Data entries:
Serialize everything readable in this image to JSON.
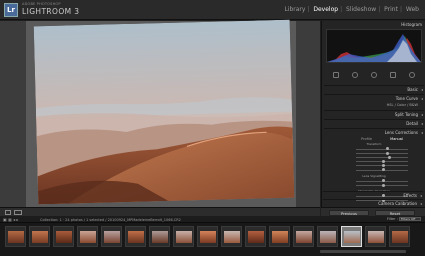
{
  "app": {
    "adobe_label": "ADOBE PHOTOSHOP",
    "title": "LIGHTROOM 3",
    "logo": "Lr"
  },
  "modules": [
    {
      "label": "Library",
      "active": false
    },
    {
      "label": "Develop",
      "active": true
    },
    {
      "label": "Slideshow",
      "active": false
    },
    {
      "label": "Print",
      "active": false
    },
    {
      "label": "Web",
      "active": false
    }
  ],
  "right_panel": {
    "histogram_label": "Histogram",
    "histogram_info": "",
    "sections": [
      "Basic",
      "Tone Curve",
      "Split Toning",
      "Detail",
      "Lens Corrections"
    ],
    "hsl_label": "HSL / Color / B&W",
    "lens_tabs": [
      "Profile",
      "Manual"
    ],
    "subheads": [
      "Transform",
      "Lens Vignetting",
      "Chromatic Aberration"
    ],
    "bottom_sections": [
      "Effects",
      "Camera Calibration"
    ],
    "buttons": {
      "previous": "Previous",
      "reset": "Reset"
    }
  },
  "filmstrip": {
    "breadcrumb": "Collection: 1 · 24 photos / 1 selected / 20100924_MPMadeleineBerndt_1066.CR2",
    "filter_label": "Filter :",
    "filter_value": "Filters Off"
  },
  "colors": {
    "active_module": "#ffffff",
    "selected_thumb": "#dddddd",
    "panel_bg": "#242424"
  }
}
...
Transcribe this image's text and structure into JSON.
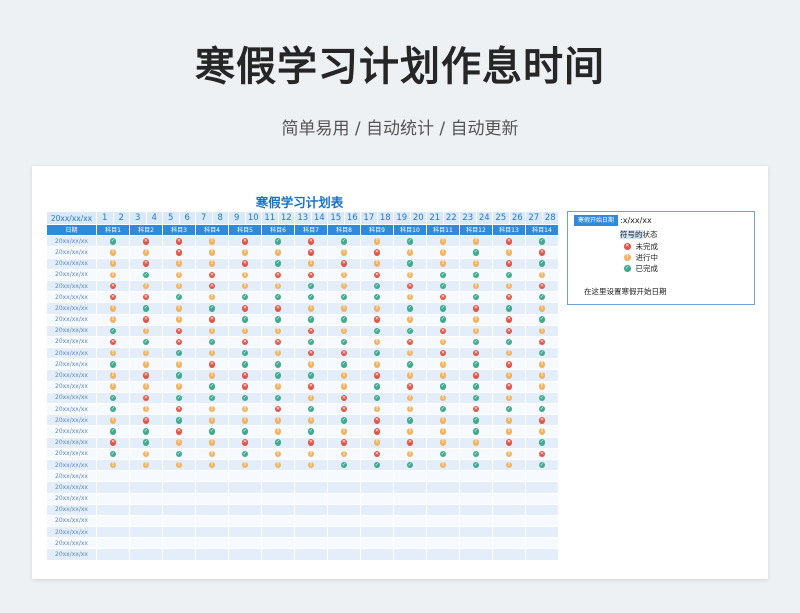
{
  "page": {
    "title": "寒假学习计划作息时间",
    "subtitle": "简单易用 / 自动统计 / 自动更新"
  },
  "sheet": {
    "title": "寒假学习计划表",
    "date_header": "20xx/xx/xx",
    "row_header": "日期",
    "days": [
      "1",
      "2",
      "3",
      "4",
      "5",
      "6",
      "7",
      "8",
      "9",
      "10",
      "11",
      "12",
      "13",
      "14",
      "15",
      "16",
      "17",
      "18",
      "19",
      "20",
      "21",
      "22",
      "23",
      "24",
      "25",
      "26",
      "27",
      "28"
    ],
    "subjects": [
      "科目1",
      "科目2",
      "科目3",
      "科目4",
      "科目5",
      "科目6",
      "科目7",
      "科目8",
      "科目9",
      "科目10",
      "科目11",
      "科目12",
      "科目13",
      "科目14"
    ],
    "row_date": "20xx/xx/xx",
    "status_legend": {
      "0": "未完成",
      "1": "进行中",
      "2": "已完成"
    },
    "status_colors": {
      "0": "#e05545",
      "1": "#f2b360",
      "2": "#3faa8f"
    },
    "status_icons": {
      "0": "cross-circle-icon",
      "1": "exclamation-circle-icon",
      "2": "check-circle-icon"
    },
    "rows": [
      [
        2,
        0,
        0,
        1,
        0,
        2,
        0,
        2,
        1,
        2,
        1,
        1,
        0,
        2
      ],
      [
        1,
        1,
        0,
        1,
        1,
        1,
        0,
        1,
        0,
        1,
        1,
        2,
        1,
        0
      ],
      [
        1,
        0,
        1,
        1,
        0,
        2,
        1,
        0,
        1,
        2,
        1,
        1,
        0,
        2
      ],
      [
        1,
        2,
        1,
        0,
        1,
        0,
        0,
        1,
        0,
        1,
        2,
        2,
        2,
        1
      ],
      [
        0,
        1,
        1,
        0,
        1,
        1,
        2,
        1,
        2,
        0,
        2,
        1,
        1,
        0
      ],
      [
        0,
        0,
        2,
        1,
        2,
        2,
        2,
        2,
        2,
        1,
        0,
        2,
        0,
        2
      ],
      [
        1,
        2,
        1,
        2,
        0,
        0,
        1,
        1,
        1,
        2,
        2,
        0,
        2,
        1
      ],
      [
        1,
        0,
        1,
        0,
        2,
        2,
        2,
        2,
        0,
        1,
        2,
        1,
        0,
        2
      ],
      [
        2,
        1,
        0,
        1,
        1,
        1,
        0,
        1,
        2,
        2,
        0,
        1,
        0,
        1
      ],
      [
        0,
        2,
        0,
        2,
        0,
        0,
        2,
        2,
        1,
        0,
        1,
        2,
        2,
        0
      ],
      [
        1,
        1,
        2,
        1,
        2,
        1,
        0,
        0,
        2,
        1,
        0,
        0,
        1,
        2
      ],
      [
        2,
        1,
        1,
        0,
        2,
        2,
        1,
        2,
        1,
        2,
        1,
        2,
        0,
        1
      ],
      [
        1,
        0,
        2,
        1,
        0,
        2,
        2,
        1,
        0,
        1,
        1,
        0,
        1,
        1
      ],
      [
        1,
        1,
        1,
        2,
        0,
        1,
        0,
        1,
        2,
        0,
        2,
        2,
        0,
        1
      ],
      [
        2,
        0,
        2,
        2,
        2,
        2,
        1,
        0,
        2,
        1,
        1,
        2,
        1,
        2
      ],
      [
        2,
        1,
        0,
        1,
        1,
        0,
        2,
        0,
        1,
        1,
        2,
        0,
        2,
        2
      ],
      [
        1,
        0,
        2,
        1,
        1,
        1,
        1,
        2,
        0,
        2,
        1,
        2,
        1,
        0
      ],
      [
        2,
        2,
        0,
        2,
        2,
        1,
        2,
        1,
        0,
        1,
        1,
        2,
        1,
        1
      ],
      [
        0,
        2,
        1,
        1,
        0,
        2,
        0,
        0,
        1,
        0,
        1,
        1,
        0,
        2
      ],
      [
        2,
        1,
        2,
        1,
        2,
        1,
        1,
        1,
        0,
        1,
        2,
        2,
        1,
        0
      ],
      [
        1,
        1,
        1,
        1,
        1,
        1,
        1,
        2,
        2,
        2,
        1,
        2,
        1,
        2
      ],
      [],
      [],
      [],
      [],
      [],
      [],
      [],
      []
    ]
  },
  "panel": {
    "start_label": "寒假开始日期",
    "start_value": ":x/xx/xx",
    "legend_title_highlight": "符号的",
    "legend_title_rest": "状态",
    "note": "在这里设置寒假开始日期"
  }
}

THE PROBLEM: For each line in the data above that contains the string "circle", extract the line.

YOUR RESPONSE:
      "0": "cross-circle-icon",
      "1": "exclamation-circle-icon",
      "2": "check-circle-icon"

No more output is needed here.